> **WORK TASK**: Out of the entries that follow, copy each line containing "pukkapeople".

> **DATA FOR THIS EXERCISE**:
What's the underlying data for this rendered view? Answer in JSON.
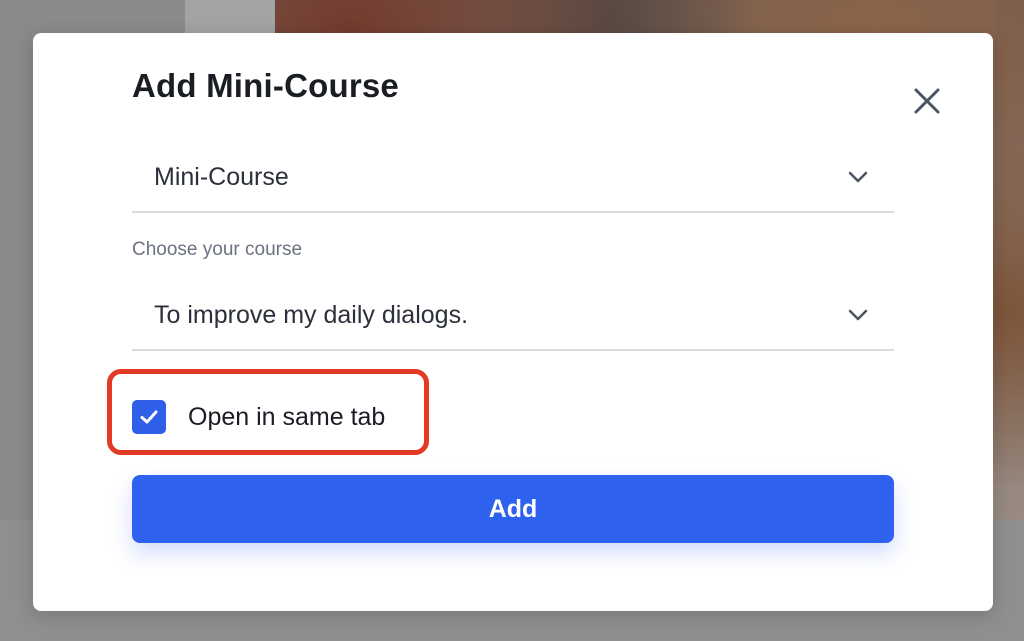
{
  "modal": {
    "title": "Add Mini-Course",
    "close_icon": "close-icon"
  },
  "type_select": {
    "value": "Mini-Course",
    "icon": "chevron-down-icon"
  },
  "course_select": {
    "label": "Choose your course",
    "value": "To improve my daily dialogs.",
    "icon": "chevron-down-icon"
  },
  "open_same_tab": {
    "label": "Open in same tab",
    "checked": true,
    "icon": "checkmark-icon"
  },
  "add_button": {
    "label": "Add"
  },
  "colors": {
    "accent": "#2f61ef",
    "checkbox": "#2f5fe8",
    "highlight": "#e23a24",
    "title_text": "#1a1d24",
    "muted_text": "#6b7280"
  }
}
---
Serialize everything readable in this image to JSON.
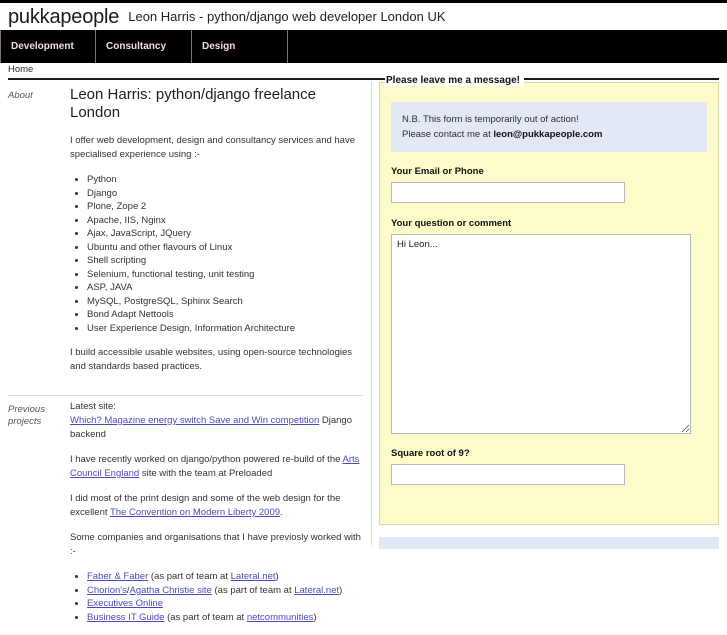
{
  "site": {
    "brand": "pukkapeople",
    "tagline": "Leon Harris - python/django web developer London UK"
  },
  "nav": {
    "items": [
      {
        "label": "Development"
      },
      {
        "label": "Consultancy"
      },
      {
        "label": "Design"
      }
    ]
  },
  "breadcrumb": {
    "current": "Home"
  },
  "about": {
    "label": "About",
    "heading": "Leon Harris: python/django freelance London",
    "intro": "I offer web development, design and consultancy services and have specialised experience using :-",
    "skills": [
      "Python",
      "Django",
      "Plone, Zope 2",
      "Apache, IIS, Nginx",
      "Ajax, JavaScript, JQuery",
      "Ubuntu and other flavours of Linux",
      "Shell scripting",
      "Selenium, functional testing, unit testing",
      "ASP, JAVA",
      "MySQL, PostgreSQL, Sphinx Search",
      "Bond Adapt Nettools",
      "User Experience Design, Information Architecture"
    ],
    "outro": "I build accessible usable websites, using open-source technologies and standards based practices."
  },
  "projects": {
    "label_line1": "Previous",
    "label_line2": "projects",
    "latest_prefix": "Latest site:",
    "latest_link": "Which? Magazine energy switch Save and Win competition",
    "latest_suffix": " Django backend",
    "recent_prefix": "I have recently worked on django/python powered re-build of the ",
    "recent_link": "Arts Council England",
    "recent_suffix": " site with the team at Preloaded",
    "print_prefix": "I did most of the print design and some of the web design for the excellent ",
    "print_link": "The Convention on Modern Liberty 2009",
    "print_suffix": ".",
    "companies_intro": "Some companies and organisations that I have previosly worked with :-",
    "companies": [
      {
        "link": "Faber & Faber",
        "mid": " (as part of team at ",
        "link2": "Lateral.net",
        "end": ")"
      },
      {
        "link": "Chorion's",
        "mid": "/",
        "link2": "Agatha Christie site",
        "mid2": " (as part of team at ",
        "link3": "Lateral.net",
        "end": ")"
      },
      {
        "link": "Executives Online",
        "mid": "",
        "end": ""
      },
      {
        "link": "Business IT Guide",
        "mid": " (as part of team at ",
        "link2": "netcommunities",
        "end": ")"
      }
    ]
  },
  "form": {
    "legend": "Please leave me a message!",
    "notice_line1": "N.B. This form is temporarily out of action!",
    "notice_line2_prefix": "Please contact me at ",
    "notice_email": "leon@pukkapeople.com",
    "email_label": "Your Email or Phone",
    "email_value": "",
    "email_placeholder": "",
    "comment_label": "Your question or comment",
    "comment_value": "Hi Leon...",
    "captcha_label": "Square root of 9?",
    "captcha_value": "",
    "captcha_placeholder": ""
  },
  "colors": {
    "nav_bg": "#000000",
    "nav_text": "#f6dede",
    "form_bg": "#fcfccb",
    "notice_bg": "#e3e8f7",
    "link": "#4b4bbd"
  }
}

> **FINAL ANSWER**:
    "brand": "pukkapeople",
    "notice_email": "leon@pukkapeople.com",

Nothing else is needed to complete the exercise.